Antonios H. Tzamaloukas Corresponding Author

Internal Medicine, University of New Mexico School of Medicine, Albuquerque, USA

Ethics Statement and Conflict of Interest Disclosures

Human subjects: Consent was obtained by all participants in this study. Conflicts of interest: In compliance with the ICMJE uniform disclosure form, all authors declare the following: Payment/services info: All authors have declared that no financial support was received from any organization for the submitted work. Financial relationships: All authors have declared that they have no financial relationships at present or within the previous three years with any organizations that might have an interest in the submitted work. Other relationships: All authors have declared that there are no other relationships or activities that could appear to have influenced the submitted work.

Case report

Hyperglycemic Crisis in an Anuric Peritoneal Dialysis Patient with Profound and Symptomatic Hypertonicity

Figures etc.

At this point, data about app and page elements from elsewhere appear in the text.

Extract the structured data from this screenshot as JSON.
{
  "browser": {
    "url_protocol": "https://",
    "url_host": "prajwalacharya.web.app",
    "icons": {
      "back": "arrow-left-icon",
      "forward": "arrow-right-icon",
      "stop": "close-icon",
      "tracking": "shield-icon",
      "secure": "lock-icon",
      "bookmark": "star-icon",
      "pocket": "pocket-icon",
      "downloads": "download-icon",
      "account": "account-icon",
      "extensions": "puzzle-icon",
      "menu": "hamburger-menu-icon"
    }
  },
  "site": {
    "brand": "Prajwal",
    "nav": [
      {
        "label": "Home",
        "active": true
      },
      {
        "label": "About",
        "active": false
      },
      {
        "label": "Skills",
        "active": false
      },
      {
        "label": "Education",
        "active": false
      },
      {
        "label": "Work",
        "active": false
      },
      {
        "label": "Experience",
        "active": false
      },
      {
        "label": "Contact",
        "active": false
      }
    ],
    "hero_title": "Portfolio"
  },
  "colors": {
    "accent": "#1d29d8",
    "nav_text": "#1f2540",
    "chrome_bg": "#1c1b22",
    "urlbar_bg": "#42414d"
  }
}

Scholary Impact Quotient™ (SIQ™) is our unique post-publication peer review rating process. Learn more here.